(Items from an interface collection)

---*---

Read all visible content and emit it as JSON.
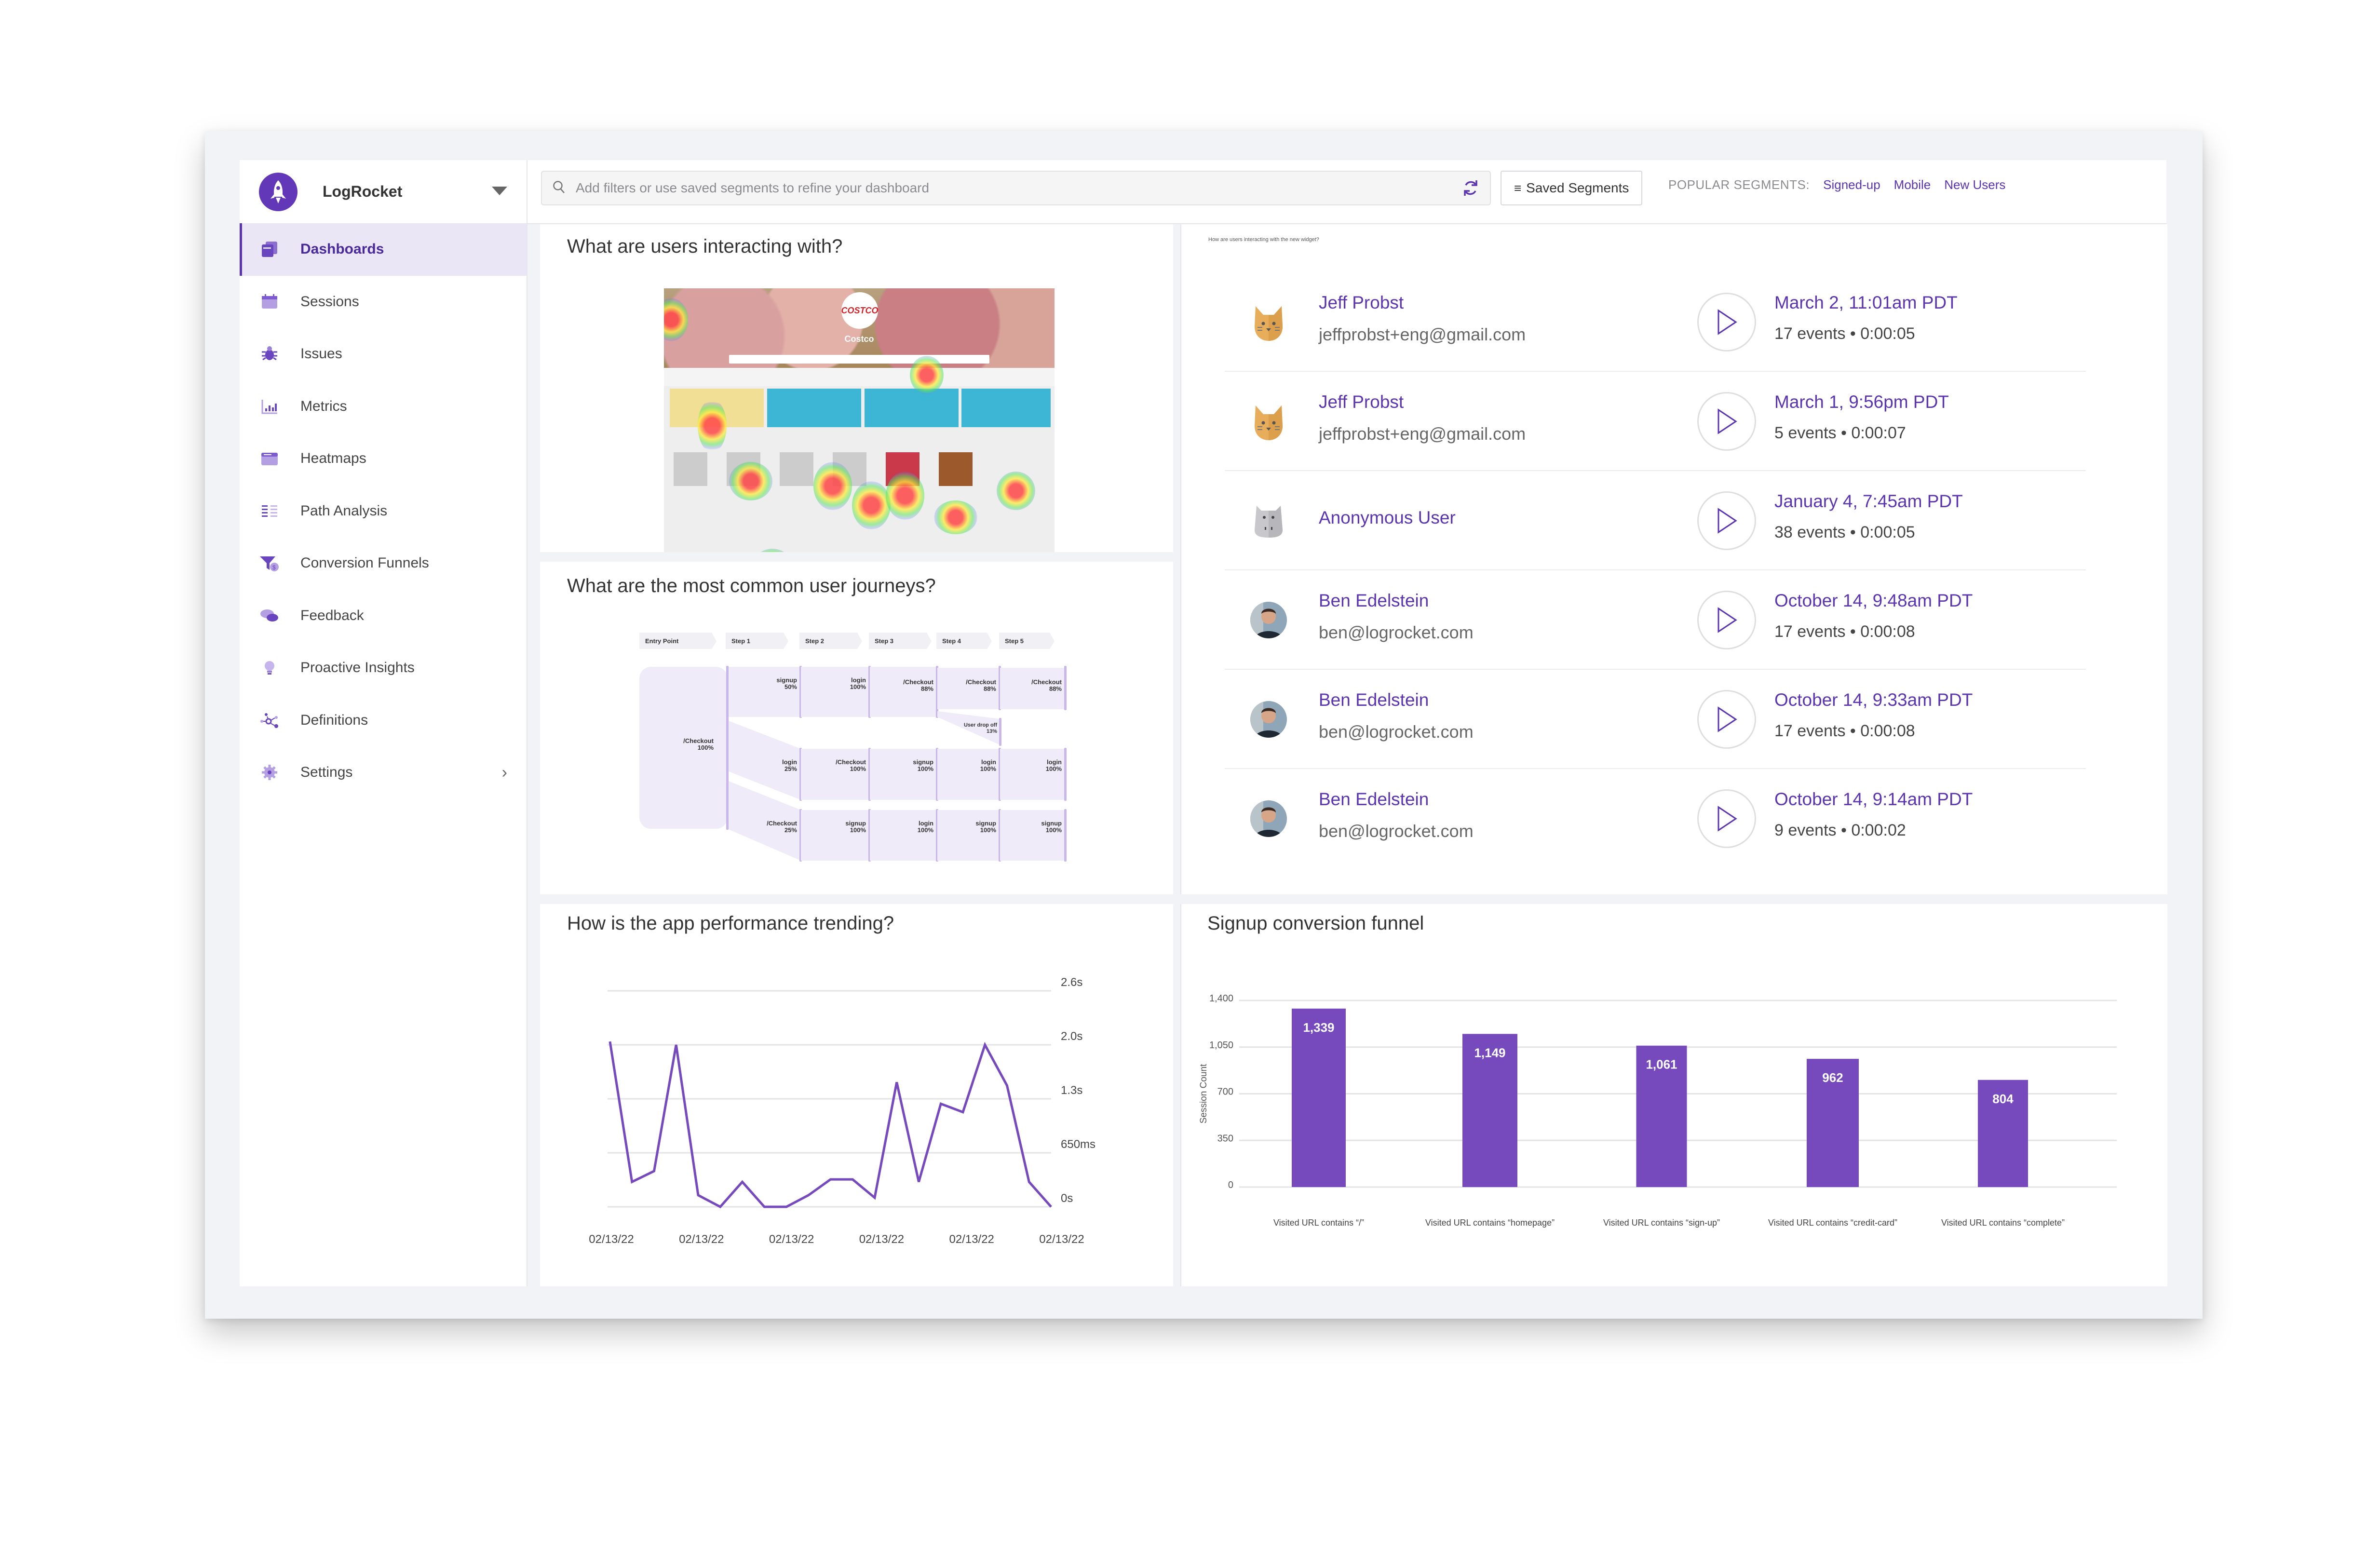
{
  "sidebar": {
    "brand": "LogRocket",
    "items": [
      {
        "label": "Dashboards",
        "icon": "dashboards-icon",
        "active": true
      },
      {
        "label": "Sessions",
        "icon": "calendar-icon"
      },
      {
        "label": "Issues",
        "icon": "bug-icon"
      },
      {
        "label": "Metrics",
        "icon": "bar-chart-icon"
      },
      {
        "label": "Heatmaps",
        "icon": "browser-window-icon"
      },
      {
        "label": "Path Analysis",
        "icon": "list-columns-icon"
      },
      {
        "label": "Conversion Funnels",
        "icon": "funnel-dollar-icon"
      },
      {
        "label": "Feedback",
        "icon": "chat-bubbles-icon"
      },
      {
        "label": "Proactive Insights",
        "icon": "lightbulb-icon"
      },
      {
        "label": "Definitions",
        "icon": "nodes-icon"
      },
      {
        "label": "Settings",
        "icon": "gear-icon",
        "has_submenu": true
      }
    ]
  },
  "topbar": {
    "search_placeholder": "Add filters or use saved segments to refine your dashboard",
    "saved_segments_label": "Saved Segments",
    "popular_label": "POPULAR SEGMENTS:",
    "popular_segments": [
      "Signed-up",
      "Mobile",
      "New Users"
    ]
  },
  "panels": {
    "heatmap": {
      "title": "What are users interacting with?",
      "store_name": "Costco",
      "store_logo": "COSTCO"
    },
    "journeys": {
      "title": "What are the most common user journeys?",
      "steps": [
        "Entry Point",
        "Step 1",
        "Step 2",
        "Step 3",
        "Step 4",
        "Step 5"
      ],
      "entry": {
        "label": "/Checkout",
        "pct": "100%"
      },
      "paths": [
        {
          "nodes": [
            {
              "label": "signup",
              "pct": "50%"
            },
            {
              "label": "login",
              "pct": "100%"
            },
            {
              "label": "/Checkout",
              "pct": "88%"
            },
            {
              "label": "/Checkout",
              "pct": "88%"
            },
            {
              "label": "/Checkout",
              "pct": "88%"
            }
          ],
          "dropoff": {
            "label": "User drop off",
            "pct": "13%"
          }
        },
        {
          "nodes": [
            {
              "label": "login",
              "pct": "25%"
            },
            {
              "label": "/Checkout",
              "pct": "100%"
            },
            {
              "label": "signup",
              "pct": "100%"
            },
            {
              "label": "login",
              "pct": "100%"
            },
            {
              "label": "login",
              "pct": "100%"
            }
          ]
        },
        {
          "nodes": [
            {
              "label": "/Checkout",
              "pct": "25%"
            },
            {
              "label": "signup",
              "pct": "100%"
            },
            {
              "label": "login",
              "pct": "100%"
            },
            {
              "label": "signup",
              "pct": "100%"
            },
            {
              "label": "signup",
              "pct": "100%"
            }
          ]
        }
      ]
    },
    "sessions": {
      "widget_note": "How are users interacting with the new widget?",
      "rows": [
        {
          "name": "Jeff Probst",
          "email": "jeffprobst+eng@gmail.com",
          "avatar": "cat-avatar-icon",
          "date": "March 2, 11:01am PDT",
          "meta": "17 events • 0:00:05"
        },
        {
          "name": "Jeff Probst",
          "email": "jeffprobst+eng@gmail.com",
          "avatar": "cat-avatar-icon",
          "date": "March 1, 9:56pm PDT",
          "meta": "5 events • 0:00:07"
        },
        {
          "name": "Anonymous User",
          "email": "",
          "avatar": "hippo-avatar-icon",
          "date": "January 4, 7:45am PDT",
          "meta": "38 events • 0:00:05"
        },
        {
          "name": "Ben Edelstein",
          "email": "ben@logrocket.com",
          "avatar": "photo-avatar",
          "date": "October 14, 9:48am PDT",
          "meta": "17 events • 0:00:08"
        },
        {
          "name": "Ben Edelstein",
          "email": "ben@logrocket.com",
          "avatar": "photo-avatar",
          "date": "October 14, 9:33am PDT",
          "meta": "17 events • 0:00:08"
        },
        {
          "name": "Ben Edelstein",
          "email": "ben@logrocket.com",
          "avatar": "photo-avatar",
          "date": "October 14, 9:14am PDT",
          "meta": "9 events • 0:00:02"
        }
      ]
    }
  },
  "colors": {
    "accent": "#5b34b0",
    "bar": "#764abc",
    "line": "#764abc",
    "grid": "#e4e4e6",
    "active_bg": "#ebe6f6",
    "frame_bg": "#f2f3f7"
  },
  "chart_data": [
    {
      "type": "line",
      "title": "How is the app performance trending?",
      "xlabel": "",
      "ylabel": "",
      "x_tick_labels": [
        "02/13/22",
        "02/13/22",
        "02/13/22",
        "02/13/22",
        "02/13/22",
        "02/13/22"
      ],
      "y_ticks": [
        0,
        650,
        1300,
        1950,
        2600
      ],
      "y_tick_labels": [
        "0s",
        "650ms",
        "1.3s",
        "2.0s",
        "2.6s"
      ],
      "ylim": [
        0,
        2600
      ],
      "y_axis_side": "right",
      "grid": true,
      "series": [
        {
          "name": "performance_ms",
          "values": [
            1990,
            300,
            430,
            1950,
            140,
            0,
            300,
            0,
            0,
            140,
            330,
            330,
            110,
            1500,
            300,
            1240,
            1140,
            1950,
            1460,
            300,
            0
          ]
        }
      ]
    },
    {
      "type": "bar",
      "title": "Signup conversion funnel",
      "xlabel": "",
      "ylabel": "Session Count",
      "categories": [
        "Visited URL contains “/”",
        "Visited URL contains “homepage”",
        "Visited URL contains “sign-up”",
        "Visited URL contains “credit-card”",
        "Visited URL contains “complete”"
      ],
      "values": [
        1339,
        1149,
        1061,
        962,
        804
      ],
      "value_labels": [
        "1,339",
        "1,149",
        "1,061",
        "962",
        "804"
      ],
      "y_ticks": [
        0,
        350,
        700,
        1050,
        1400
      ],
      "y_tick_labels": [
        "0",
        "350",
        "700",
        "1,050",
        "1,400"
      ],
      "ylim": [
        0,
        1400
      ],
      "grid": true
    }
  ]
}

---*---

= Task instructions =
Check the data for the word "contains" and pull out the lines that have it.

= Response area =
        "Visited URL contains “/”",
        "Visited URL contains “homepage”",
        "Visited URL contains “sign-up”",
        "Visited URL contains “credit-card”",
        "Visited URL contains “complete”"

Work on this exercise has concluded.